The answer, of course, is because it's real, and it's going to affect all of us sooner or later. What's more, judging from the ever-accelerating rate at which the Earth is warming, we're probably looking at "sooner," rather than "later." Fortunately, many acknowledge the importance of fighting climate change. In 2014, more than 300,000 people gathered in New York City to advocate for protecting the environment, and three years later, the People's Climate March will take place once again on April 29. On the event's website, organizers emphasize the role politics play in protecting our home planet. "In the context of the Trump Administration’s climate change denying and a Congress controlled by the right-wing it is clear we all must both protect the gains made in recent years," reads the Peoples Climate Platform.
In the end, the best way to explain climate change to someone is through facts. Whether they choose to acknowledge the evidence is up to them, but in order to make that decision, they have to be presented with information in the first place. Here are seven indisputable signs climate change is real.
Global Temperature Rise
Scientists have tracked a global rise in temperature since 1880, reaching an increase of nearly one degree Celsius as of 2016. According to NASA, two-thirds of this increase has happened since the '70s. It might not seem like much, but consider that this is the average rise in temperature for Earth. It takes a vast amount of heat to warm the planet that much; to put it in perspective, the Little Ice Age was only about one degree Celsius cooler than our climate today. By the way, 2016 was the warmest year on record.
Ice Sheets Are Melting
Perhaps unsurprisingly given the rise in temperature, measurements have shown that polar ice sheets are melting at a rapid pace. On top of containing huge amounts of frozen water, ice caps influence weather and climate — which is why it's alarming that they appear to be melting at an accelerated rate.
Sea Levels Are Rising
When ice caps melt, all that water has to go somewhere. Recently, researchers have tracked a rise in sea levels around the world; in 2014, the ocean was 2.6 inches above the '93 average. Furthermore, projections struggle to keep up with the tide — as sea ice continues to melt, researchers continue to up their estimates of how far the ocean will rise.
Extreme Weather Is Increasing
West Coast residents might be experiencing the effects of climate change at this very moment. Over the past several decades, extreme weather events like droughts and hurricanes have been increasing, and according to mounting evidence, it's the result of human-induced climate change.

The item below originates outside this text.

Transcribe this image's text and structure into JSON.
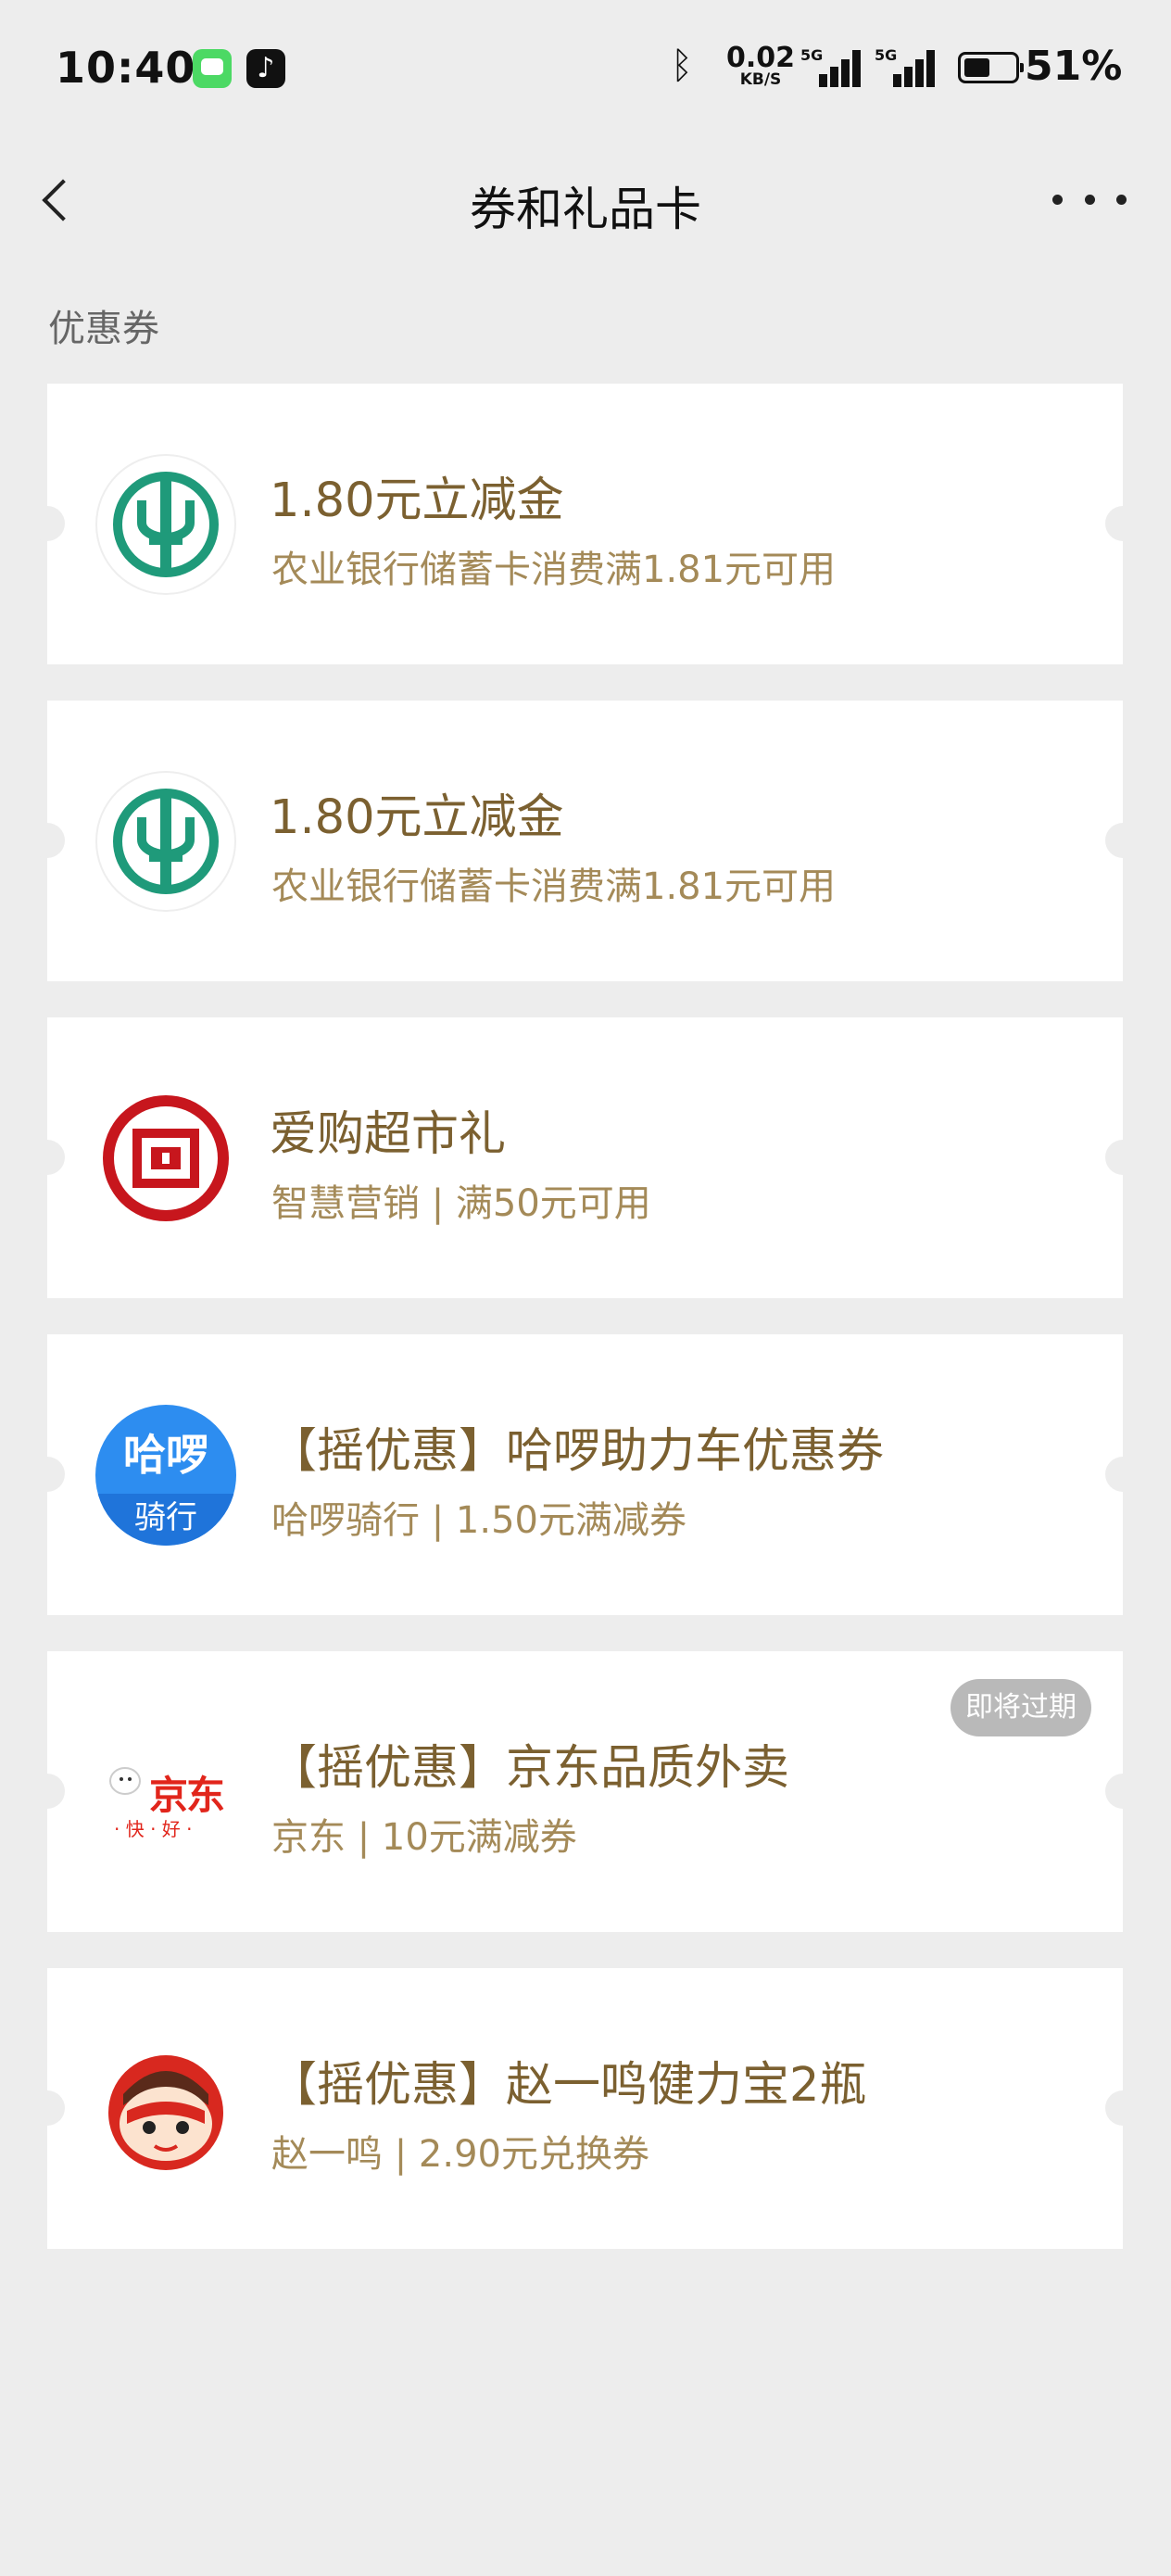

In March, a new study suggested that the rise in global temperature stalls large-scale wind patterns across the world, leaving entire swaths of land under the same weather conditions far longer than usual. A dry period can become a drought, and stormy seasons can turn into floods.
The Great Barrier Reef Is Dying
If you always dreamed of visiting the Great Barrier Reef, one of the world's greatest natural wonders, your chance has been lost. According to researchers, the majority of the reef is now dead or dying as the result of mass coral bleaching. This is one of the effects of ocean acidification — the steady decrease in seawater pH as it absorbs carbon dioxide from the atmosphere. Good old greenhouse gases strike again.
Glaciers Are Retreating
The polar ice caps aren't the only places where frozen water is melting. Glaciers are incredibly sensitive to climate changes, and they've begun retreating in many areas of the world. In fact, Alaska's glaciers are losing an estimated 75 billion tons of ice annually.
I'll leave you with a word of advice: If you daydream about seeing these gigantic ice formations for yourself, do it now, before Earth's glaciers go the way of the Great Barrier Reef.